*Exercise brief*. In how many lines of the entries below does "image" appear? Give only the number.

*Website and app data records*.

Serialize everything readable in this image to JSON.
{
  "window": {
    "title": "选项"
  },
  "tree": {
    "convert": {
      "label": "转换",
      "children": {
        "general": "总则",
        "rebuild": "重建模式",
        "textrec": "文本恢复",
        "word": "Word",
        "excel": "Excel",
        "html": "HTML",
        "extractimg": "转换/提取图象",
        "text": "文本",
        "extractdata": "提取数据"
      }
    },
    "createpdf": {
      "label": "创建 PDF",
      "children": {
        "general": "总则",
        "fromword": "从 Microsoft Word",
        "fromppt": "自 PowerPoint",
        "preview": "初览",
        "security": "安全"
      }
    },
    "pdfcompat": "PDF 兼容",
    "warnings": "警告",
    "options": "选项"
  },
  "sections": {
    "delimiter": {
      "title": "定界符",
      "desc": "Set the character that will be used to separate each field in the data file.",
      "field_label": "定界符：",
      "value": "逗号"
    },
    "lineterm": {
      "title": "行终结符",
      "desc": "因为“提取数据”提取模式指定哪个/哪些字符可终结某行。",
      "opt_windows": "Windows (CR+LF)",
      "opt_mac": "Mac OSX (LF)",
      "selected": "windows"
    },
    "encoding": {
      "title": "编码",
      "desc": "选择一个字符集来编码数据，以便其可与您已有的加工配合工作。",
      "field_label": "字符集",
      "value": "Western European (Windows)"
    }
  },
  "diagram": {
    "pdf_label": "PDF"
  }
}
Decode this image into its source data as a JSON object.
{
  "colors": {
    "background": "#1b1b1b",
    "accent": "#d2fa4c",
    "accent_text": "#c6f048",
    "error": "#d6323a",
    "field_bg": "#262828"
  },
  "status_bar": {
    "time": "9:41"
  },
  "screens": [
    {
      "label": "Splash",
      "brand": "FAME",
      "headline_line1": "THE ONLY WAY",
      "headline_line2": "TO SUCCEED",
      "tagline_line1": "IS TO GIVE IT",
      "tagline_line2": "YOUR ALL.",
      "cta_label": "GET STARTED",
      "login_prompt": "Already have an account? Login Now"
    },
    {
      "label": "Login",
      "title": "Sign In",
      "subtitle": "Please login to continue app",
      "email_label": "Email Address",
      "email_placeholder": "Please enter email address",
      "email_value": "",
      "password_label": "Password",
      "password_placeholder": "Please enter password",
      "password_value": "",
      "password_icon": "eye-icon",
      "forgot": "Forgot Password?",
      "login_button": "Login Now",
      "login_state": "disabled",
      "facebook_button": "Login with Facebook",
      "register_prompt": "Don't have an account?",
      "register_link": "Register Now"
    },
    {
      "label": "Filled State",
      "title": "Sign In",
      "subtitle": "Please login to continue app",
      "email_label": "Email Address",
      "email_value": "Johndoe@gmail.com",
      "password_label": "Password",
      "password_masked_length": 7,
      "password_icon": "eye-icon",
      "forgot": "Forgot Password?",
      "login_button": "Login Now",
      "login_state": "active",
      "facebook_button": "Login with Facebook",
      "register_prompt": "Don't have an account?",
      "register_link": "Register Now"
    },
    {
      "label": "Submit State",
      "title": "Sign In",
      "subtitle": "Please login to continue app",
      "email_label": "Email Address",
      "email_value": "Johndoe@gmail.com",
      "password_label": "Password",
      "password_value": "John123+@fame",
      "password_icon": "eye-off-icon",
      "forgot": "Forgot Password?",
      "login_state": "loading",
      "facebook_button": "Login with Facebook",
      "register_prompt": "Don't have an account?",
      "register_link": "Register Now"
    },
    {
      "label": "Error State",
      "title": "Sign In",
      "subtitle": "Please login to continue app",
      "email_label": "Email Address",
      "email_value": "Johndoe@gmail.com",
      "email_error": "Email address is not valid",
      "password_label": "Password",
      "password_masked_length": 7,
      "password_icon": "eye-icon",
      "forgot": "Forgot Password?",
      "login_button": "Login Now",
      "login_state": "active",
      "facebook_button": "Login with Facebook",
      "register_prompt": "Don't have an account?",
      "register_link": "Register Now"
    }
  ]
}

*Reply*. 2